▶ **Source information**:
______________________________

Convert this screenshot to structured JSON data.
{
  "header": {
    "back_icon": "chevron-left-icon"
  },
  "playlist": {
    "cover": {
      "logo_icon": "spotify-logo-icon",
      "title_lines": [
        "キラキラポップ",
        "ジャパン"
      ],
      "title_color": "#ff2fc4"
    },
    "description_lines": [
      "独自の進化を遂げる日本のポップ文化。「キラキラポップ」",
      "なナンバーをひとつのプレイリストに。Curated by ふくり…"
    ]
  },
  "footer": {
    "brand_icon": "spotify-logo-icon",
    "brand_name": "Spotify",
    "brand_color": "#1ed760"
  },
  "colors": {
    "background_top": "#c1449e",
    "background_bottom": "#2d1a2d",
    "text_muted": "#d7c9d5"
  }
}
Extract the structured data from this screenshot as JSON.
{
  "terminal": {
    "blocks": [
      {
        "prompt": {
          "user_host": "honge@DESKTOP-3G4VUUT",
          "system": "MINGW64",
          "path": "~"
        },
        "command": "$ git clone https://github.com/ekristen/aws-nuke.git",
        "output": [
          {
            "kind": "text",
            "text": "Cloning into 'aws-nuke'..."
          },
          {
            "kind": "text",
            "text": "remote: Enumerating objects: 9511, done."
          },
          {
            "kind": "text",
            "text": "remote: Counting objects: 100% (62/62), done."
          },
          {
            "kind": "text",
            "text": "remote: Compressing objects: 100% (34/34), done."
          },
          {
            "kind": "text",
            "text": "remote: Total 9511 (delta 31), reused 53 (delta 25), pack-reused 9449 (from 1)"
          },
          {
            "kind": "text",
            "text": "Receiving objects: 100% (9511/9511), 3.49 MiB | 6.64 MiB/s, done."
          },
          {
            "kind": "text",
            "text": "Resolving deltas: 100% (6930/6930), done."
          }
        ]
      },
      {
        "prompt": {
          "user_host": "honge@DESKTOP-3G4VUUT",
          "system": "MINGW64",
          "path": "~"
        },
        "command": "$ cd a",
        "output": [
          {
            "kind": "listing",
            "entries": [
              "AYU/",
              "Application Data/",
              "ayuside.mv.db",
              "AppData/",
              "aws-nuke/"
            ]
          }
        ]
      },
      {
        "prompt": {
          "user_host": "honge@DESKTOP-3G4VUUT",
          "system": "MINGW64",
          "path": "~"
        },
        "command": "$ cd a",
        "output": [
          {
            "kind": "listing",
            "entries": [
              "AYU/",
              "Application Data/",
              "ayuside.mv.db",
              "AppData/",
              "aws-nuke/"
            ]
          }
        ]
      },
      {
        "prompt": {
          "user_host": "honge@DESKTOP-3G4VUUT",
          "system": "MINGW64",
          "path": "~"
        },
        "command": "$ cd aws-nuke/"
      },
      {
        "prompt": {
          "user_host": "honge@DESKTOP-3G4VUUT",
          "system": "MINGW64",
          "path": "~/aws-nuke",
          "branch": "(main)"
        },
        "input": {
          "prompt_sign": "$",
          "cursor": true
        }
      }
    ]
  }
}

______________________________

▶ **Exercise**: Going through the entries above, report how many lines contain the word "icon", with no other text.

▶ **Solution to this exercise**: 3